The Oxford Brotherhood, by bestselling Argentinian writer Guillermo Martnez, is a stylish thriller set in the halls of knowledge

  • The Oxford Brotherhood, by Guillermo Martnez. Little Brown, $32.99.

The Argentinian novelist and mathematician, Dr Guillermo Martnez, had an international bestseller in 2005 with The Oxford Murders, subsequently filmed with Elijah Wood as the main character, mathematics student "G" and John Hurt as G's supervisor, Professor Arthur Seldom.

Now comes The Oxford Brotherhood, translated by Alberto Manguel, which sees G and Seldom involved in more Oxford murders. The Spanish original, Los Crimenes de Alicia won the Nadal Novel Award in 2019.

The Oxford Murders was set in 1993 and it's now 1994 with G in his second year at Oxford. Seldom invites G to a Merton College meeting of the Lewis Carroll Brotherhood, a group devoted to the work of the Reverend Charles Dodgson, aka Lewis Carroll. The Brotherhood are currently debating "the nature, whether culpable or innocent of his (Carroll's ) feelings for the (Liddell) girls".

Dodgson's relationship with the three young daughters of the Dean of Christ Church, Henry Liddell, especially Alice, who was the inspiration for Alice's Adventures in Wonderland, is well documented.

The Brotherhood are intrigued when a young researcher, Kristin Hill, reveals she has uncovered, in the Lewis Carroll archives, a summary of missing pages from the Dodgson diaries, which could shed devastating new insights on Dodgson's relationship with the girls.

They are dismayed, however, to learn that Kirsten has stolen and refuses to give up the revealing page.

G is sent to retrieve it but before he can, Kirsten is seriously injured and paralysed from a hit-and-run at the Oxford Kidlington roundabout. Was it an accident or a deliberate attempt at murder because of Kirsten's discovery?

Events become curiouser and curiouser, when members of the Brotherhood, which includes a member of the royal family, are sent salacious photographs of Alice Liddell. MI5 become involved as the "Royal Personage" would not be "amused to see himself involved in a scandal of murder and paedophilic photographs".

A dissolute member of the Brotherhood is poisoned, allegedly by another member. Then, an Oxford Times journalist investigating the Brotherhood is also murdered, his severed head found in the River Cherwell, his mouth stuffed with a torn up photograph of a naked young girl.
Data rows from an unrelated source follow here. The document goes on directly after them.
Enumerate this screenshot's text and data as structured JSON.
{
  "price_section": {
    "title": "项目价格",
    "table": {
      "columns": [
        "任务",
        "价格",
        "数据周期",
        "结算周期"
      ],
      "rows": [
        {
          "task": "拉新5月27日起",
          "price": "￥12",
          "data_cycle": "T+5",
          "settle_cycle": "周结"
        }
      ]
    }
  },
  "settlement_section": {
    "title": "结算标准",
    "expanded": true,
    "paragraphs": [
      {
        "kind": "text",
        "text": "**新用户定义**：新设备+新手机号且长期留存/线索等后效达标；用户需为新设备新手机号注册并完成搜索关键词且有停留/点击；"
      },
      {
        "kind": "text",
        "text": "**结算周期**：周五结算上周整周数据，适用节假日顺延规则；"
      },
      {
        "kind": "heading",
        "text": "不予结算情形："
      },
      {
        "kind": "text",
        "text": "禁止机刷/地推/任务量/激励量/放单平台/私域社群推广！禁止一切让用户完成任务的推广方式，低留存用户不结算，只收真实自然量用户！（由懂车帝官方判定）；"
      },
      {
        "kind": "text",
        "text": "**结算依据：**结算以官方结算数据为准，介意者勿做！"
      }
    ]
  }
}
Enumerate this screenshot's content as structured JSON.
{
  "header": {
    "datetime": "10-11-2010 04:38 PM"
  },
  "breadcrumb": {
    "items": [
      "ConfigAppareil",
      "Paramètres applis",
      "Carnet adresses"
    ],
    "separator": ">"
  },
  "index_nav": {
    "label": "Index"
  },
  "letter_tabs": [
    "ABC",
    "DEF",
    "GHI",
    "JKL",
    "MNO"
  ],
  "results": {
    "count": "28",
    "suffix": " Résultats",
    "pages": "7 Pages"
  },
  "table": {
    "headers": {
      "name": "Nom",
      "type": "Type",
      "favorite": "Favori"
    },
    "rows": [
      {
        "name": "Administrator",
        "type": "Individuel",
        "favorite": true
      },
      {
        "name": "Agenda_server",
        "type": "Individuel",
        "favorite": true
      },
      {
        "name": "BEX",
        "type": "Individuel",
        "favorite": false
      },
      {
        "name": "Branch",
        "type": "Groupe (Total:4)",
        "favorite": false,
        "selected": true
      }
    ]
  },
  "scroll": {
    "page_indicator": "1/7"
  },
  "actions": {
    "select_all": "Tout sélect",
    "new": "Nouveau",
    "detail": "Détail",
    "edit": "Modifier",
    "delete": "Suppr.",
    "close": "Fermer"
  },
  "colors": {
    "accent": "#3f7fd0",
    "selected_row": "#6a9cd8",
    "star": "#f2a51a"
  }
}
G and Seldom wonder if two murderers may be involved. Lewis Carroll was renowned for his puzzles, so G will need all of his mathematical logic skills to unlock the secrets of the diary and resolve the murders.

Lewis Carroll and the Alice books provide an authentic backdrop for an entertaining, if decidedly unusual, Oxford murder mystery.

This story Curiouser and curiouser: a stylish Oxford romp first appeared on The Canberra Times.